Data in this exercise:
══════════
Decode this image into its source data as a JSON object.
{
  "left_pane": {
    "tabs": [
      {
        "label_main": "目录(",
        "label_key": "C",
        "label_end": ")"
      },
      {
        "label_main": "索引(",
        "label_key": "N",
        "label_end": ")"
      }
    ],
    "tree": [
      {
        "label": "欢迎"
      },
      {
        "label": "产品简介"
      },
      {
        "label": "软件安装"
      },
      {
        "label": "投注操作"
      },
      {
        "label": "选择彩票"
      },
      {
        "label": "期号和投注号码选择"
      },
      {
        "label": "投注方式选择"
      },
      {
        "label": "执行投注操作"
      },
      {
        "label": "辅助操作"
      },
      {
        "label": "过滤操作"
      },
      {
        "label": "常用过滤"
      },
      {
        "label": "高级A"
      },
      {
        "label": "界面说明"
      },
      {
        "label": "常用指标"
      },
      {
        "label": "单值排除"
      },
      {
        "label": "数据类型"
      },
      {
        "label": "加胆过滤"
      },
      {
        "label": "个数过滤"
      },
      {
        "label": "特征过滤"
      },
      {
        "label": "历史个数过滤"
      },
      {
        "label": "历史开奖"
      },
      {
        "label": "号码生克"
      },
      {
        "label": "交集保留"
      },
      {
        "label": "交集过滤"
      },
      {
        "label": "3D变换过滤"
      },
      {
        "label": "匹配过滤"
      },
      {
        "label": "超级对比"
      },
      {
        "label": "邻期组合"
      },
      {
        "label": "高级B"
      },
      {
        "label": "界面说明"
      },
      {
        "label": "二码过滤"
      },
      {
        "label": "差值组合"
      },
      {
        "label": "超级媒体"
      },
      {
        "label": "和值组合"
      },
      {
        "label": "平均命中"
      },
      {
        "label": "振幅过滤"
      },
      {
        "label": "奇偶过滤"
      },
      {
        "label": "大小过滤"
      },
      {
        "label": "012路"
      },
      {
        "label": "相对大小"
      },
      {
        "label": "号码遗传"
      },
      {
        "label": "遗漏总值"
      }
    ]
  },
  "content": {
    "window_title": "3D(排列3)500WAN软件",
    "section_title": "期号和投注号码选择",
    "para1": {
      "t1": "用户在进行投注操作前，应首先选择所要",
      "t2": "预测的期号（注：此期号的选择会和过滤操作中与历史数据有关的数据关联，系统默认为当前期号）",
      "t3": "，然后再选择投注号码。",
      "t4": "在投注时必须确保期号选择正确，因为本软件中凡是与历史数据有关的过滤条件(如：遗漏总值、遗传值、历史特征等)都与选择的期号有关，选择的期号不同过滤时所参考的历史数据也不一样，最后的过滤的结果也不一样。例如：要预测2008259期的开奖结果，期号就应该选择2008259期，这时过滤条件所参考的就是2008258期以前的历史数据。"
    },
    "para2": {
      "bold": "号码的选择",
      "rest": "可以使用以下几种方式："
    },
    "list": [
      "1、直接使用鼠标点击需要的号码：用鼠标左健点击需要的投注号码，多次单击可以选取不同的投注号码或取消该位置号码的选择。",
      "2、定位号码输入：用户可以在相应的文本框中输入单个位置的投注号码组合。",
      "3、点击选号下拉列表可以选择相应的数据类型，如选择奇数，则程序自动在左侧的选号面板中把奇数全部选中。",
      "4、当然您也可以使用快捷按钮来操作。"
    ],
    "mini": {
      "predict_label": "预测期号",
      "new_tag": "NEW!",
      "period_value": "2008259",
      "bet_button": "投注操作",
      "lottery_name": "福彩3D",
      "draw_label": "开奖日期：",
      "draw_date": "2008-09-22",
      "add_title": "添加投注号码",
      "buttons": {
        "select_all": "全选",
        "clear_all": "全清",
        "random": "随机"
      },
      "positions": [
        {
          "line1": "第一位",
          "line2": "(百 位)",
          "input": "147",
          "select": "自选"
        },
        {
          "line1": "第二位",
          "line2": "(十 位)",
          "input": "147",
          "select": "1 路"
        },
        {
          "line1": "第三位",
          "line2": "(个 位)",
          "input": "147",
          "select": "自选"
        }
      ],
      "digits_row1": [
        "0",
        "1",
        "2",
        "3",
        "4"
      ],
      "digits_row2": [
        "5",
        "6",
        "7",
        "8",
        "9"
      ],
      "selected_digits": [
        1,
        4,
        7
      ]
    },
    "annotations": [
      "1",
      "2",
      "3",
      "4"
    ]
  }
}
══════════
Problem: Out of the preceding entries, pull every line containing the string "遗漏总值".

Exercise result:
        "label": "遗漏总值"
      "t4": "在投注时必须确保期号选择正确，因为本软件中凡是与历史数据有关的过滤条件(如：遗漏总值、遗传值、历史特征等)都与选择的期号有关，选择的期号不同过滤时所参考的历史数据也不一样，最后的过滤的结果也不一样。例如：要预测2008259期的开奖结果，期号就应该选择2008259期，这时过滤条件所参考的就是2008258期以前的历史数据。"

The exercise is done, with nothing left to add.